The ability of publicly offered mutual funds to invest in other mutual funds will be broadened under proposed amendments that were recently republished for comments by the Quebec Securities Commission, on behalf of Canada’s securities regulators. If adopted, the amendments will permit a mutual fund to invest an unlimited amount in traditional Canadian mutual funds, if duplication of management fees, sales charges and redemption fees is eliminated. Any traditional mutual fund may be an underlying fund if it does not itself invest in other mutual funds (other than money market funds or IPUs) or if it is an RSP clone fund. In a significant change from the July 2002 proposals, traditional mutual funds will now also be able to invest in IPUs of Canadian or U.S. funds, without any limits.
Mutual funds will not be permitted to invest in non-prospectized pooled funds, virtually all foreign mutual funds (other than IPUs), most labour-sponsored venture capital corporations or commodity pools, because the proposed amendments will continue to restrict mutual funds from investing in mutual funds that are not subject to National Instruments 81-101 and 81-102 (other than IPUs). The amendments would replace the current provision that permits mutual funds to invest not more than 10% of its net assets in other mutual funds. The extent to which traditional mutual funds will be permitted to invest in closed-end funds, such as listed structured trusts, income trusts and REITs, will continue to be limited by the 10% control and concentration tests.
Investments in Mutual Funds
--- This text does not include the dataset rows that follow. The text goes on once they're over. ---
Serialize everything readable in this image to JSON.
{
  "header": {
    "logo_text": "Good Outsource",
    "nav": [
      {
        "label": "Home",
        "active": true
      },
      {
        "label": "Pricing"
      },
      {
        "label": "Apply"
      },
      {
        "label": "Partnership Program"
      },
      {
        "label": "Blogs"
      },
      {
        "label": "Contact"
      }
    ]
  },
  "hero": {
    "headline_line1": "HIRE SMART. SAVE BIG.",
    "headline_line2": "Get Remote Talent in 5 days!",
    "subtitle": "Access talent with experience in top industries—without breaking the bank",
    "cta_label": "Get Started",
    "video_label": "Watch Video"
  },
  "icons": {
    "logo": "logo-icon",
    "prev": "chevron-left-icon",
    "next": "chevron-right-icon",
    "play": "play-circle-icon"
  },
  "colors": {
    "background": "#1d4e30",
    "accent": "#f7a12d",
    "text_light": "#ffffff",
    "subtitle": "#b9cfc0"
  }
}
The proposed amendments require both the investing mutual fund and the underlying mutual fund to be qualified for distribution in the same jurisdiction, and the underlying mutual fund must be subject to NI81-101. Layering of investments among levels of funds will continue to be prohibited. Under the amendments, a mutual fund may invest any amount in qualifying traditional mutual funds, RSP clone funds, money market funds or IPUs if:
- no management fees or incentive fees are payable by the investing mutual fund that, to a reasonable person, would duplicate a fee payable by the underlying mutual fund for the same service;
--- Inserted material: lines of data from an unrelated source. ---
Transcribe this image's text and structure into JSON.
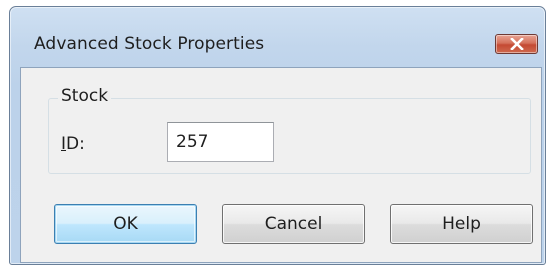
{
  "window": {
    "title": "Advanced Stock Properties",
    "close_icon": "close-x-icon"
  },
  "group": {
    "label": "Stock",
    "id_label_accel": "I",
    "id_label_rest": "D:",
    "id_value": "257"
  },
  "buttons": {
    "ok": "OK",
    "cancel": "Cancel",
    "help": "Help"
  },
  "colors": {
    "title_bar": "#c2d6ec",
    "close_button": "#c44a33",
    "default_button_border": "#3c7fb1",
    "client_background": "#f0f0f0"
  }
}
- no sales fees or redemption fees are payable by the investing mutual fund in relation to its purchases or redemptions of the securities of the underlying mutual fund if the underlying mutual fund is managed by the same manager or by its affiliate or associate;
- no sales fees or redemption fees are payable by the investing mutual fund in relation to its purchases or redemptions of securities of the underlying fund that, to a reasonable person, would duplicate a fee payable by an investor in the investing mutual fund (other than brokerage fees incurred on the purchase of IPUs);
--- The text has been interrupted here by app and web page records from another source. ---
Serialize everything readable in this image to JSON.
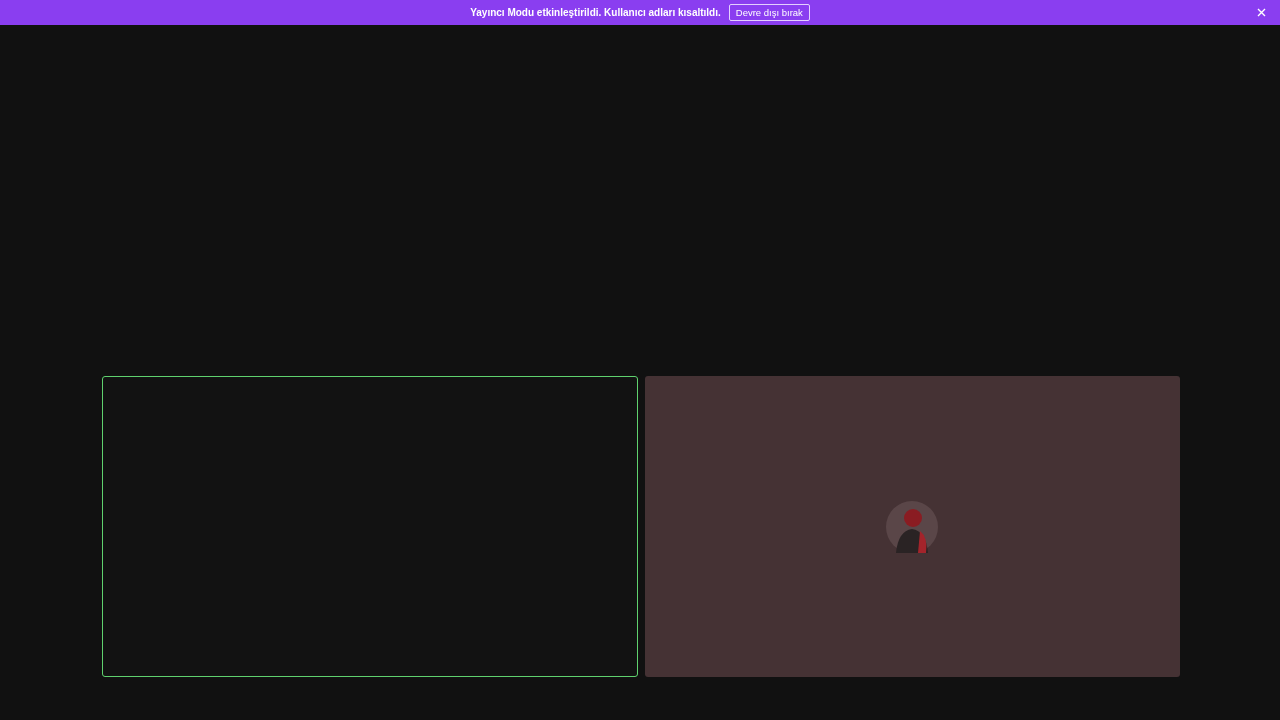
{
  "banner": {
    "message": "Yayıncı Modu etkinleştirildi. Kullanıcı adları kısaltıldı.",
    "action": "Devre dışı bırak"
  },
  "tiles": [
    {
      "kind": "empty",
      "speaking": true
    },
    {
      "kind": "avatar",
      "speaking": false
    }
  ]
}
- the prospectus for any fund that invests in other mutual funds discloses the process or criteria to select those mutual funds, including the percentage of the fund’s net assets dedicated to these investments; and
- in any case in which more than 10% of the securities of a mutual fund are held by another mutual fund, the fund discloses that percentage, together with the risks associated with a possible redemption request by that fund.
Mutual fund securities held by another mutual fund may be voted by the manager of the latter fund unless both funds are managed by the same manager or by its affiliate or associate. If both funds are so managed, the manager, at its option, may arrange for securities of the underlying funds to be voted by the securityholders of the investing fund.
Other Proposed Changes
The proposal to allow mutual funds to enter into swaps has been withdrawn, pending further review.
The proposal to require securityholder approval before changing or introducing fees or expenses charged directly to securityholders is continued, but it will now only apply to fees or expenses charged by the mutual fund or its manager and, in the case of a new fee or expense, only if it could result in increased charges.
Service providers for principal distributors and participating dealers will become subject to the existing deadlines for transmitting orders for purchases and redemptions, and the requirement to give disclosure to financial institutions of client trust fund accounts.
Regarding fund mergers, the proposed rules continue to clarify that the prospectus for the continuing fund need only contain financial information about the continuing fund.
Transition and Timing
Securities regulators intend to bring the amendments into force in early August, 2003. To ensure that all mutual funds will comply with the same rules, all previously granted exemptions, waivers or other decisions permitting fund-on-fund investments will be revoked on the first anniversary of the date the amendments come into force.
The deadline for submitting comments on the proposed amendments is July 14, 2003. If you would like to discuss the proposed changes, please call us at 416.865.7500, extension 8500. If you are calling long distance, you may call us toll-free at 1.800.505.TORY (8679) from anywhere in the United States or Canada. Copies of the proposed amendments to NI81-101 and NI81-102 are available on the Quebec Securities Commission’s Web site at http://www.cvmq.com/Upload/bulletin/v34n23s03.pdf.
This client memo is a general discussion of certain legal and related developments and should not be relied upon as legal advice. If you require legal advice, we would be pleased to discuss with you the issues raised by this client memo in the context of your particular circumstances.